It’s time to dig up another 1950’s classic. I’m doing individual reviews of three classic 1950’s Sci-Fi’s, each themed around one of the main Sci-Fi sub-categories, which are exploring the unknown, science experiments gone wrong and alien invasions. Last time I reviewed the 1951 alien invasion classic “The Day the Earth Stood Still”, now it’s time to cover a film from the next big 1950’s Sci-Fi category, SCIENCE EXPERIMENTS GONE WRONG! Aside from classic Sci-Fi, I also love Horror movies that are ahead of their time, films that are low budget and become legendary. The 1958 original classic “The Fly” blends these two outstanding categories of Sci-Fi and Horror perfectly in one movie. It was based off a short story by George Langelaan and the film follows it beautifully. It had a low budget, small screenings and it was not rated, but that didn’t stop this movie from becoming a classic.
It stars horror movie legend “Vincent Price” as Francois, who gets a call that his brother named Dr. André Delambre has been murdered by his own wife Helene. Francois has a hard time believing that she’s a psychotic murderer, so to prove her sanity, the wife tells everyone a dark and sad story about what drove her to kill her own husband. We learn Andre was a scientist that had created a teleportation device. It draws the audience in right away because it’s such a fascinating idea, you won’t need to us cars or plains again just step in a transporter and be beamed anywhere you need to be. It really makes you consider all the possibilities that can come from something as monumental as this. Although it does sound a little unsettling to have your molecules broken apart, sent through cyber-space and then reassembled some place else. There’s one part where he tests it on a cat but unfortunately it never reassembles, too bad. The doctor claims that her molecules were scattered across cyber space but we still hear the cat purring, so is it still alive and just trapped in some void or is it just invisible, it’s never fully explained. Despite that failed attempt, the transporter begins to work and he feels that it’s time to test it on himself, which only leads to bigger problems.
One day, his wife goes to his lab discovering that he’s wearing a hood. Turns out that when he tested the machine on himself, some of his DNA was mixed with a fly that had flown into the machine during transport. Now his wife has to capture the fly so they can send both of them back through the machine to reclaim their original DNA. It may not sound that scary or exciting but it is actually a pretty engaging film that dose get a little unsettling at times. This movie is completely devoid of clichés and it warns you about the dangers of science similar to “Jurassic Park” or “Frankenstein”. It’s not about a giant fly dominating the world or a half man half monster terrorizing people uncontrollably, it’s a very emotional, sophisticated and sad flick. The doctor is still himself and he speaks to his wife by typing letters and carving words on a chalk board. It’s the most emotional performance I’ve seen with no dialog and the actor named “David Hedison” just gives an amazing and powerful performance just by using his hand motions or body postures. The saddest part is when he tries to right “I love you” on the board but he can’t get himself to do it because the fly part of his brain is taking over. The fly makeup is also really cool, with a lot of moving parts and the actor dose a great job giving it an insect like movement. Then there’s that awesome effect where the fly see’s her screaming and it’s like several shots of the same image all in one frame. There’s also a lot of conflict regarding the transformation, he has only a few days before he loses his mind and the fly has a short life span. This really makes things exciting for the audience.
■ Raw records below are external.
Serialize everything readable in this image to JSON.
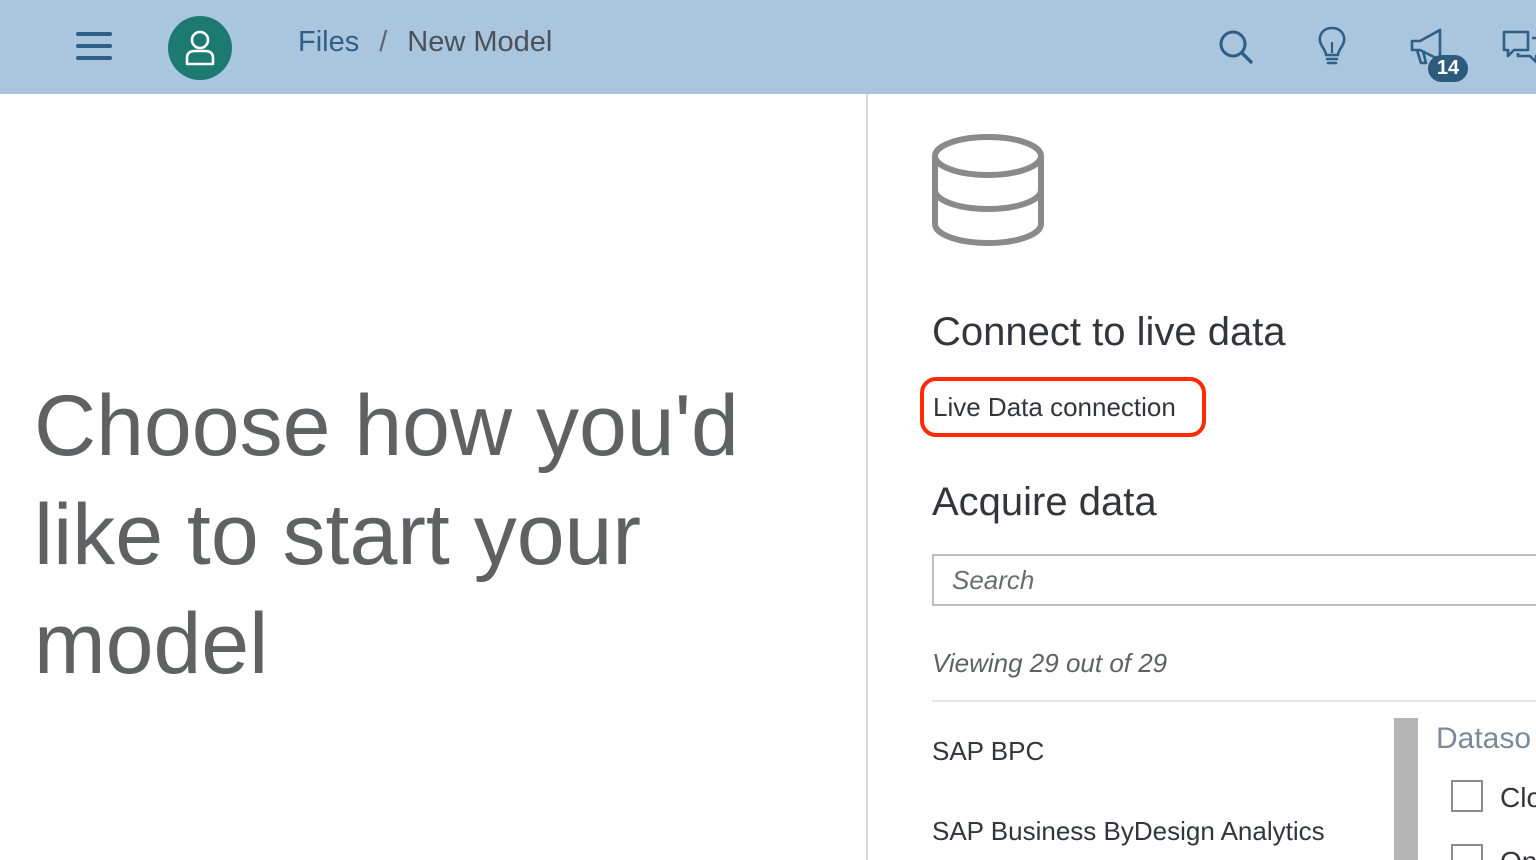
{
  "header": {
    "breadcrumb": {
      "root": "Files",
      "separator": "/",
      "current": "New Model"
    },
    "notification_count": "14",
    "icons": [
      "menu-icon",
      "user-icon",
      "search-icon",
      "lightbulb-icon",
      "megaphone-icon",
      "chat-icon"
    ],
    "colors": {
      "bar": "#a9c6de",
      "avatar": "#1c7a73",
      "badge": "#2e5a7e"
    }
  },
  "main": {
    "heading": "Choose how you'd like to start your model"
  },
  "right_panel": {
    "icon": "database-icon",
    "live_title": "Connect to live data",
    "live_link": "Live Data connection",
    "acquire_title": "Acquire data",
    "search_placeholder": "Search",
    "viewing": "Viewing 29 out of 29",
    "sources": [
      "SAP BPC",
      "SAP Business ByDesign Analytics"
    ],
    "filter": {
      "header": "Dataso",
      "options": [
        "Clo",
        "On"
      ]
    },
    "highlight_color": "#ff2a00"
  }
}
For such an old film it does a great job holding your attention, from the fascinating topic of teleportation, to the mother and son trying to catch the fly, and not forgetting the awesome screen presence of Vincent Price. He really is a power house actor, he's so genuine and emotional that you can’t take your eyes of him. The laboratory is also really cool with a bunch of blinking equipment and flashy colors. The most famous and disturbing part of the film comes at the very end when they find the fly in a spiders web and he starts crying out “Help me! Help me!” It’s such a creepy and unsettling image and that scream just rings in your ears afterwards. Of cores this became the most memorable part of the film and has been spoofed several times, the first time I ever heard this was a short parody in Disney’s “The Emperor’s New Groove”.
After the success of this movie there was a sequel called “The Return of the Fly”, again staring Vincent Price. Then there was another one called “The Curse of the Fly”, but it was very distant from the first two. In 1986 there was a spectacular remake (again called “The Fly”) starring Jeff Goldblum. I highly recommend this one because it’s one of the best remakes I’ve ever seen, I’ll leave it at that. This remake actually had a sequel called “The Fly 2” and as far as sequels to remakes go, this wasn't that bad, worth giving a rent. There were all kinds of spoofs and tributes to follow, one example is one of R. L. Stine’s “Goosebumps” story’s, “Why I’m afraid of Bee’s”, in this story a boy accidently gets his mind switched with a bees mind, there body’s are untouched but the bees mind is now in the boy’s body. Now while the boys mind is trapped in the bees body, he needs to find a way to reverse the problem, it’s an ingenious way to put a twist on the story. Then there was a popular episode of “The Simpsons” that parodied every event in the film and it did an excellent job of it.
People now a days tend to find old films like this boring and unexciting but it’s still a wonderful piece of science fiction/horror cinema and very recommendable to people who love classics. To sum things up, if you would like to see a classic Sci-Fi/Horror film that (in my opinion) rises above a typical, cliché B monster movie, then check it out.
I give “The Fly” 3 ½ stars.
Stay tuned for my third review, we’ll be exploring the unknown in the 1959 classic “Journey to the Center of the Earth”.